**Exercise objective:** Scan the records for the string "pages", then copy each line that has it.
▼▼▼
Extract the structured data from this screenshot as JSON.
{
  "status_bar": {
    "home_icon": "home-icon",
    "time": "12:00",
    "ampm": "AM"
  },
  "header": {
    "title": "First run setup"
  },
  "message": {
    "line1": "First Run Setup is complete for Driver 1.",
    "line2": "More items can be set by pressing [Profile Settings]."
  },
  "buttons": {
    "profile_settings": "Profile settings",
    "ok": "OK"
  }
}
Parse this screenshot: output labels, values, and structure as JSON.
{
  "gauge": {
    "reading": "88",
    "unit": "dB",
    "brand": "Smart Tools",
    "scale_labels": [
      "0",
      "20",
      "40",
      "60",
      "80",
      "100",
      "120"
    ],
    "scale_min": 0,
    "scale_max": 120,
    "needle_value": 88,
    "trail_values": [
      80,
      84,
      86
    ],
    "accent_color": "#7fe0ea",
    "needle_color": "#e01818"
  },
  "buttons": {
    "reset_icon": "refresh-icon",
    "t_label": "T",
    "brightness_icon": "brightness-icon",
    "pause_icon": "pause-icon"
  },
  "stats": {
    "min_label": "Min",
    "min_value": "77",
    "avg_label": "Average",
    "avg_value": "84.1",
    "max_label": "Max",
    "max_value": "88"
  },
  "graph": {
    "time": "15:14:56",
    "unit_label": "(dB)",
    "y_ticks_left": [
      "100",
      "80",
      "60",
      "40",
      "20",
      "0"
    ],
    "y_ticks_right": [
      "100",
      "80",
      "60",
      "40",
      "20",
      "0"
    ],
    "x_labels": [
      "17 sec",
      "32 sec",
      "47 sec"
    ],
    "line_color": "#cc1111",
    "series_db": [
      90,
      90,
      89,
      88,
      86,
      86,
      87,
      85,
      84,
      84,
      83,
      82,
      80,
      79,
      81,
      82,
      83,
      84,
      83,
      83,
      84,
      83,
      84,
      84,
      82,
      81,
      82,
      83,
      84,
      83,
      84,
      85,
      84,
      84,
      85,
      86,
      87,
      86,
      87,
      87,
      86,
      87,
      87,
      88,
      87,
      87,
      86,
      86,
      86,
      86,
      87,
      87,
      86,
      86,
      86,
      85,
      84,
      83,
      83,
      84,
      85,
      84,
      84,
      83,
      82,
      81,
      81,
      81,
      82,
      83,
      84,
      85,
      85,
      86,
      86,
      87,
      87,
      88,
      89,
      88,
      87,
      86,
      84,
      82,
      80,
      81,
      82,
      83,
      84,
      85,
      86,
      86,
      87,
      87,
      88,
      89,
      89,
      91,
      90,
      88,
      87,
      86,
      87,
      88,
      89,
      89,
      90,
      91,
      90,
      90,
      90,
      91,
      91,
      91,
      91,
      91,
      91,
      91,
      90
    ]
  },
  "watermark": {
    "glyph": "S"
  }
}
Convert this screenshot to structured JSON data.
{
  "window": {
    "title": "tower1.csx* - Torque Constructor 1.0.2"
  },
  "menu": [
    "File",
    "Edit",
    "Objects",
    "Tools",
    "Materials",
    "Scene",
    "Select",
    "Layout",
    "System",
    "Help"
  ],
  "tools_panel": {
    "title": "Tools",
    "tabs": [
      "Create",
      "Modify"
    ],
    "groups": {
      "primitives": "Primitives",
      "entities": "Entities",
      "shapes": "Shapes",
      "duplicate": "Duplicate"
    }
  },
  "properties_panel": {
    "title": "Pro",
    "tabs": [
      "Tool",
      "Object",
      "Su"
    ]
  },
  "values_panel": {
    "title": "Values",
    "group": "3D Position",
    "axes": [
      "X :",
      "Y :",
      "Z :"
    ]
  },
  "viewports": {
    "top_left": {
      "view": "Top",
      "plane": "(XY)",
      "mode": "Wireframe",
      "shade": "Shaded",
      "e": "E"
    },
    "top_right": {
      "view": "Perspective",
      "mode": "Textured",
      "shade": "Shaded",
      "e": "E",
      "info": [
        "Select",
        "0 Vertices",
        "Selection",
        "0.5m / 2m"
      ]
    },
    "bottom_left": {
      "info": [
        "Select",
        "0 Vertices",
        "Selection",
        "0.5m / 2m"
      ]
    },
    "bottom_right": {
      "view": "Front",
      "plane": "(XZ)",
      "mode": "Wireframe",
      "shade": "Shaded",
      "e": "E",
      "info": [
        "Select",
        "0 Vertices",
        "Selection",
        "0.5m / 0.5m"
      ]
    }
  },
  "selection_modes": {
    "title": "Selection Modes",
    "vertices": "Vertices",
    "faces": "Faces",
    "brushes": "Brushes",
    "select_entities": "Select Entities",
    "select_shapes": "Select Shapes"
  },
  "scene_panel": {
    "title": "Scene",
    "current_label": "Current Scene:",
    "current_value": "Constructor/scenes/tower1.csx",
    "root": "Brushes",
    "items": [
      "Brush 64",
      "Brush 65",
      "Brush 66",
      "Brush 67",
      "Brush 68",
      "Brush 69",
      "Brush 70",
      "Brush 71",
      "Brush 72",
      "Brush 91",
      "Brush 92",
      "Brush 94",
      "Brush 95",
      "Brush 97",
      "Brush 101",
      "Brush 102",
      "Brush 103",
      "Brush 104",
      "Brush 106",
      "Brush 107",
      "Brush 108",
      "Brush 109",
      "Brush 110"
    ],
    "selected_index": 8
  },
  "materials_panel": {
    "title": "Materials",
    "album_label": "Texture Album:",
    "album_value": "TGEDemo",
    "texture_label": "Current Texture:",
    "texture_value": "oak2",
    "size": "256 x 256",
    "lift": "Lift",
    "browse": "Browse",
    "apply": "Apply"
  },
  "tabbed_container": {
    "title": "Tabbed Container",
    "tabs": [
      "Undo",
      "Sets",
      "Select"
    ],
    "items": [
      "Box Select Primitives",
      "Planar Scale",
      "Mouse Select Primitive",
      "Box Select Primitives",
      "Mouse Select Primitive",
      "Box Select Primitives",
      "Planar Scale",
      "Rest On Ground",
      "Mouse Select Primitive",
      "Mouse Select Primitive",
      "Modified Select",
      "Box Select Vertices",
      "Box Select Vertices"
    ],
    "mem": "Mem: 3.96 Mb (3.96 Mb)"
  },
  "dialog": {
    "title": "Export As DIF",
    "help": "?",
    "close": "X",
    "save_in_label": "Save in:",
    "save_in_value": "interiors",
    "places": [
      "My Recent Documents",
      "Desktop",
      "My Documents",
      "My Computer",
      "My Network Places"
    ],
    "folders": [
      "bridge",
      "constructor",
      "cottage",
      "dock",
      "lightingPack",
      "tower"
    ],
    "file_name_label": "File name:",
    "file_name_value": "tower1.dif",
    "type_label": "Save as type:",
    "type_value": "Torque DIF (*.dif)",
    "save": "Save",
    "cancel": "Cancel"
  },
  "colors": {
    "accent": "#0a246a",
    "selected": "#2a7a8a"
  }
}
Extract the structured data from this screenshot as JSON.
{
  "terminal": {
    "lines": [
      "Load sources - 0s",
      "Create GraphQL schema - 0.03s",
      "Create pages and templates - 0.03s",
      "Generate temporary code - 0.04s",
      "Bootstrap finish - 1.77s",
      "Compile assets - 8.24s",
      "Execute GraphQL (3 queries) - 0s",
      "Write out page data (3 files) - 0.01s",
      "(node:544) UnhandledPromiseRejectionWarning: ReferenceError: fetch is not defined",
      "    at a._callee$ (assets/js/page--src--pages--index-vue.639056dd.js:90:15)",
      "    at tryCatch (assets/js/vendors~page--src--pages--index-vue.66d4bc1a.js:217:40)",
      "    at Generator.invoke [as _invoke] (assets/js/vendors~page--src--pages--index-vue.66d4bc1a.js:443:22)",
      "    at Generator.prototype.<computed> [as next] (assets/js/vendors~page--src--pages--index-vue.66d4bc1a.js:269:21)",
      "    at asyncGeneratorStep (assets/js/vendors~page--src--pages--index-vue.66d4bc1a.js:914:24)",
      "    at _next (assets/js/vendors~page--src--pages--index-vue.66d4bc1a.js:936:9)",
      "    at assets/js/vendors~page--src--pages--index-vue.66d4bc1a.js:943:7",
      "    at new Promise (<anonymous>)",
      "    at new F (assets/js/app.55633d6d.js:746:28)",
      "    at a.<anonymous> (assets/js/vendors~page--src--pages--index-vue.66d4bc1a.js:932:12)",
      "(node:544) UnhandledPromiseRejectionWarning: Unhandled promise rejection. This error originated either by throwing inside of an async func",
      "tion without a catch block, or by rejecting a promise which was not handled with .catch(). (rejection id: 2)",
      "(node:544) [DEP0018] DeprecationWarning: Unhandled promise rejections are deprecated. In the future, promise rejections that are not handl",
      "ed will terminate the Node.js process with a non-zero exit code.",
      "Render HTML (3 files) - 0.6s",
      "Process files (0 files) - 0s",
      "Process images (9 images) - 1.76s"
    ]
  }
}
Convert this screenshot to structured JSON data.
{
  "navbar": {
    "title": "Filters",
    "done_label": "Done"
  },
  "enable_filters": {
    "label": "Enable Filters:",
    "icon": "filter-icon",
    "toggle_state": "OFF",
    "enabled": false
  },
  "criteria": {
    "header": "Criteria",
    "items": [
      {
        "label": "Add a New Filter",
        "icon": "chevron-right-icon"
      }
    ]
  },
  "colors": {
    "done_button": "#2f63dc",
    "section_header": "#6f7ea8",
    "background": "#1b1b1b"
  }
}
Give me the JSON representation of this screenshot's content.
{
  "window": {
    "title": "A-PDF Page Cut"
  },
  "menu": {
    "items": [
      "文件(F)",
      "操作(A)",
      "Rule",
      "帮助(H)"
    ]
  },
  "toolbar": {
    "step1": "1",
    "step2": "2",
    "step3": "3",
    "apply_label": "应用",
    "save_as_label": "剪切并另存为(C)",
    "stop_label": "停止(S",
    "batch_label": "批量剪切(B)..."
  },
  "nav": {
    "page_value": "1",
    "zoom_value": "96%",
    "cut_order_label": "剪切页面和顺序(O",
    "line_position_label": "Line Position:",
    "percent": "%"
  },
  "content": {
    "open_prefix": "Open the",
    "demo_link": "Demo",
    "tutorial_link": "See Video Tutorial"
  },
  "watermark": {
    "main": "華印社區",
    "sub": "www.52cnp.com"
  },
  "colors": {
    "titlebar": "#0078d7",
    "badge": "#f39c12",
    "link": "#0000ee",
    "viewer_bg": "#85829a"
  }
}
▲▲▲
**Reply to the exercise:**
      "Create pages and templates - 0.03s",
      "    at a._callee$ (assets/js/page--src--pages--index-vue.639056dd.js:90:15)",
      "    at tryCatch (assets/js/vendors~page--src--pages--index-vue.66d4bc1a.js:217:40)",
      "    at Generator.invoke [as _invoke] (assets/js/vendors~page--src--pages--index-vue.66d4bc1a.js:443:22)",
      "    at Generator.prototype.<computed> [as next] (assets/js/vendors~page--src--pages--index-vue.66d4bc1a.js:269:21)",
      "    at asyncGeneratorStep (assets/js/vendors~page--src--pages--index-vue.66d4bc1a.js:914:24)",
      "    at _next (assets/js/vendors~page--src--pages--index-vue.66d4bc1a.js:936:9)",
      "    at assets/js/vendors~page--src--pages--index-vue.66d4bc1a.js:943:7",
      "    at a.<anonymous> (assets/js/vendors~page--src--pages--index-vue.66d4bc1a.js:932:12)",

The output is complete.